Sunday, December 21, 2008

"Plan B" verses Grass Roots Action

I am currently reading Plan B 3.0, Mobilizing to Save Civilization, by Lester R. Brown. He does a very good job of outlining the threats facing all of us today. If you are not up to speed on the fact that the planet is running out of irrigation water, threatening food production, you have got to read this book. He also covers the fact that we (meaning the whole planet) are already at peak agriculture production; however, our population is still booming. World food reserves are nearly drained, and thousands of more folks are going hungry every year. Meanwhile, continued plowing and deforestation are depleting the top soil, which we need to grow food, and the worlds deserts are growing. It is not a pretty picture, and he lines it all out in detail and with references and documentation. This is stuff we all need to know. It will be affecting us much sooner than you hope.

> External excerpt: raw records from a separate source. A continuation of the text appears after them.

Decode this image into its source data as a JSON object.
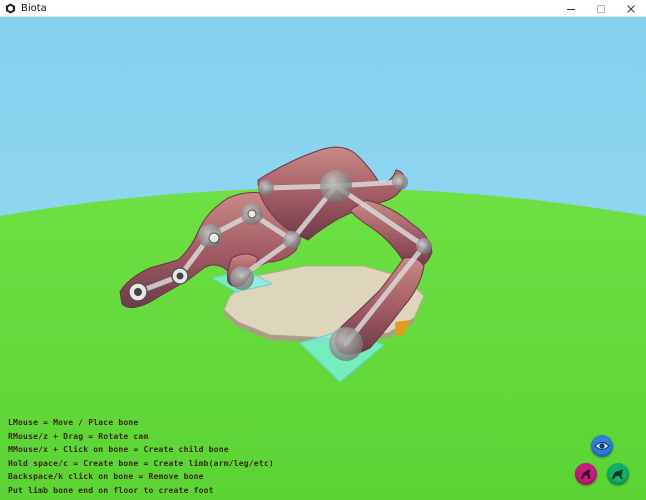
{
  "window": {
    "title": "Biota",
    "icon": "unity-cube-icon",
    "controls": [
      "minimize-icon",
      "maximize-icon",
      "close-icon"
    ]
  },
  "scene": {
    "sky_color": "#86d3ef",
    "ground_color": "#66dd3d",
    "creature_color": "#a45d66",
    "platform_color": "#dcd4ba",
    "foot_marker_color": "#7ef2e8"
  },
  "instructions": [
    "LMouse = Move / Place bone",
    "RMouse/z + Drag = Rotate cam",
    "MMouse/x + Click on bone = Create child bone",
    "Hold space/c = Create bone = Create limb(arm/leg/etc)",
    "Backspace/k click on bone = Remove bone",
    "Put limb bone end on floor to create foot"
  ],
  "toolbar": {
    "view_button": {
      "icon": "eye-icon",
      "color": "#2f7fd6"
    },
    "creature_button": {
      "icon": "creature-icon",
      "color": "#c81d7a"
    },
    "walk_button": {
      "icon": "running-creature-icon",
      "color": "#12b06a"
    }
  }
}
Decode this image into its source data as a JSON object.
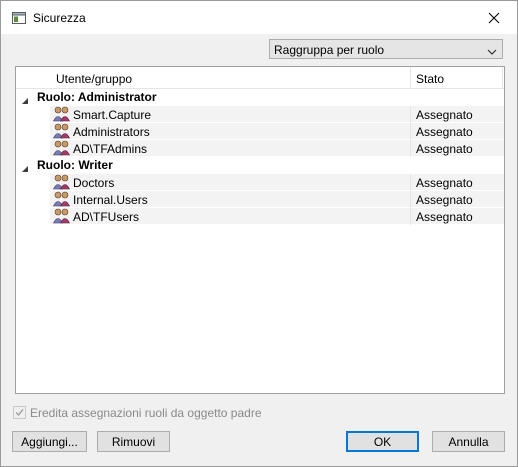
{
  "window": {
    "title": "Sicurezza"
  },
  "toolbar": {
    "group_by": "Raggruppa per ruolo"
  },
  "columns": {
    "user_group": "Utente/gruppo",
    "state": "Stato"
  },
  "groups": [
    {
      "label": "Ruolo: Administrator",
      "members": [
        {
          "name": "Smart.Capture",
          "state": "Assegnato"
        },
        {
          "name": "Administrators",
          "state": "Assegnato"
        },
        {
          "name": "AD\\TFAdmins",
          "state": "Assegnato"
        }
      ]
    },
    {
      "label": "Ruolo: Writer",
      "members": [
        {
          "name": "Doctors",
          "state": "Assegnato"
        },
        {
          "name": "Internal.Users",
          "state": "Assegnato"
        },
        {
          "name": "AD\\TFUsers",
          "state": "Assegnato"
        }
      ]
    }
  ],
  "inherit": {
    "label": "Eredita assegnazioni ruoli da oggetto padre",
    "checked": true,
    "enabled": false
  },
  "buttons": {
    "add": "Aggiungi...",
    "remove": "Rimuovi",
    "ok": "OK",
    "cancel": "Annulla"
  },
  "colors": {
    "accent": "#0078d7",
    "row_bg": "#f3f3f3",
    "dialog_bg": "#f0f0f0"
  },
  "icons": {
    "app": "window-icon",
    "close": "close-icon",
    "dropdown": "chevron-down-icon",
    "collapse": "collapse-triangle-icon",
    "member": "user-group-icon"
  }
}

The problem I have with the Plan B—is that it seems to offer very few suggestions about what you and I can do. The one I have run across, so far, is about eating less animal protein, and while good advice, it is somewhat simplistic. He contends that the grain used to feed animals would feed far more people than the meat which results from animals eating the grain. This is well based in fact, for grain fed animals. And many of us should eat less animal protein—if for no other reason than our personal health. However, not all meat animals are fed grain. Pastured, grass fed, and free range animals are healthier for us. They often convert resources which would not otherwise produce food into something we can eat. Well managed grazers actually improve water and nutrient cycles and top soil; which is not mentioned in Plan B. For more information on beneficial uses of livestock see the work of Alan Savory (Holistic Management) and Joel Salatin (You Can Farm).

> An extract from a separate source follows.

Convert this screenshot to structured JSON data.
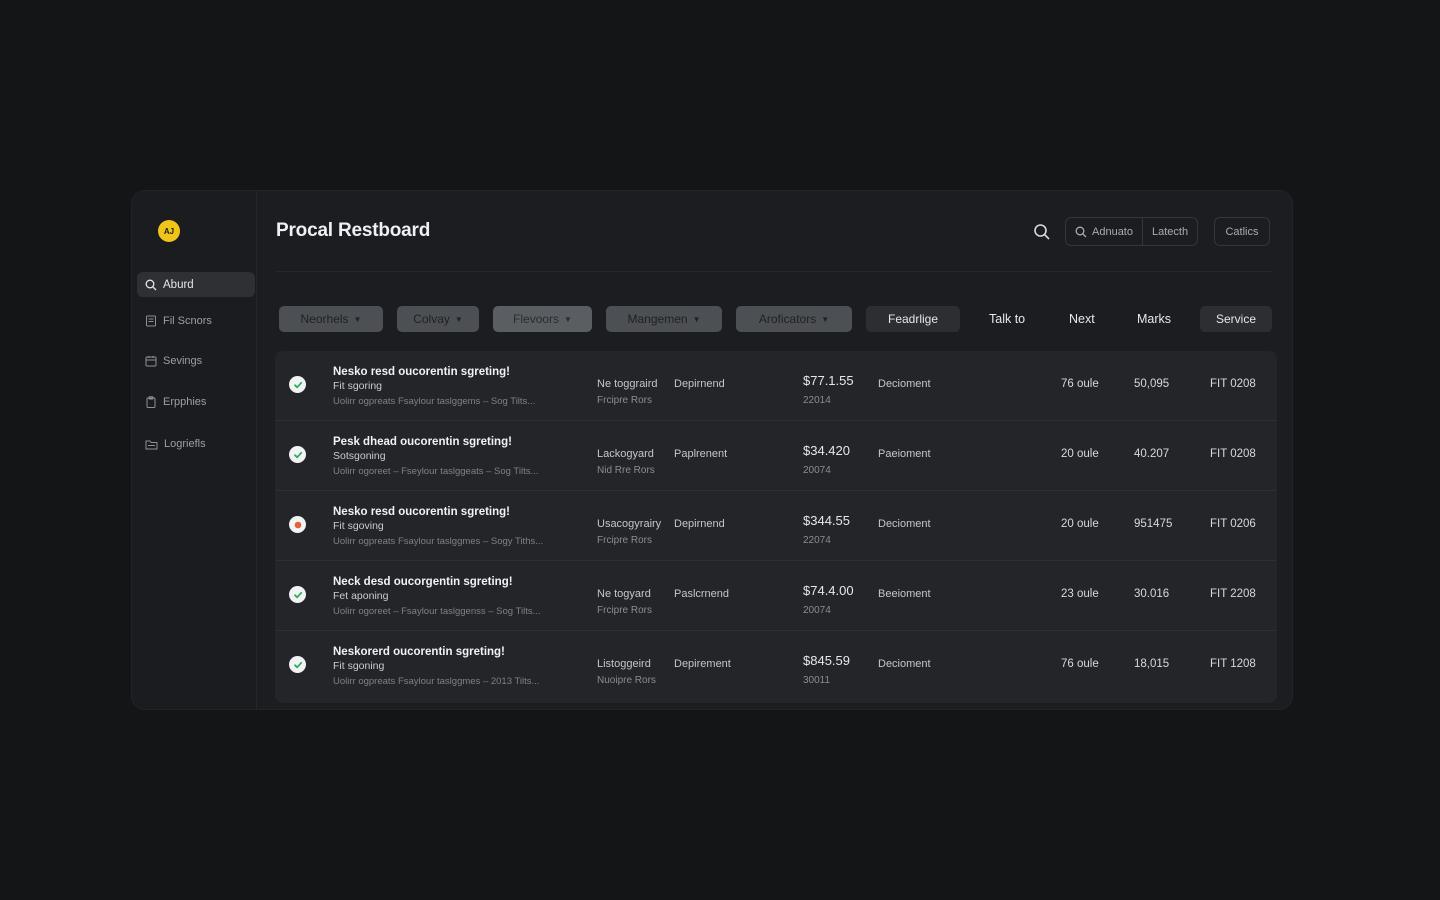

Plan B is rich with pricey solutions (we are talking billions of dollars) that the author, Lester R. Brown, seems to think that our governments are going to fund. I am not holding my breath. Something about our history, and about history in general, leads me to have little faith in any of our governments doing anything that makes sense. This is why I wrote Food Security & Sustainability for the Times Ahead. This little book will show you exactly what you need to do to ensure food security for yourself and your family—in a way that will expand that security to your community, your region, and the world. It is all about choices, a simple healthy diet, and getting involved with gardening and the local food movement. The plan outlined in Food Security & Sustainability will help you take small steps, one at a time. The end result, if enough of us start now, is that we will save ourselves and our planet.

Lester Brown can spend his time lobbing governments for billions of dollars. If he can get the money spent, soon enough and in an effective way, it will be a miracle. I am not going to hold my breath for that to happen. I am going to do what I can, right here and now. I hope you will join me. I believe we can save the planet through the choices we each make every day.

Harvest McCampbell


Scott said...

We are doing our part by both reducing our intake of commercially farmed animals and by growing more of our own food. We also share that food with our neighbors.

I am happy to read someone else's work that understands that vegetarian diets are not necessarily the best way to use our resources. If we are going to deal with the issue of world hunger, or any of the other issues facing us, it is going to require a multi-path approach. Let's use ever option available to deal with it.

Harvest said...

Hi Scott!

Thanks for stopping by and leaving a comment. I enjoyed visiting your blog, and I think my readers would also enjoy reading what you have to say . . .

Please feel free to stop by and comment anytime!

In reading "Holistic Management," after having read "You Can Farm," I really came to understand that the soybeans most vegetarians depend on, cause topsoil degradation. Anytime we lay the soil bare, with a plow or otherwise, we have a loss of top soil. There are certainly better ways to go . . .

I think your work with permaculture is important, and I am glad to see that you are sharing your journey . . .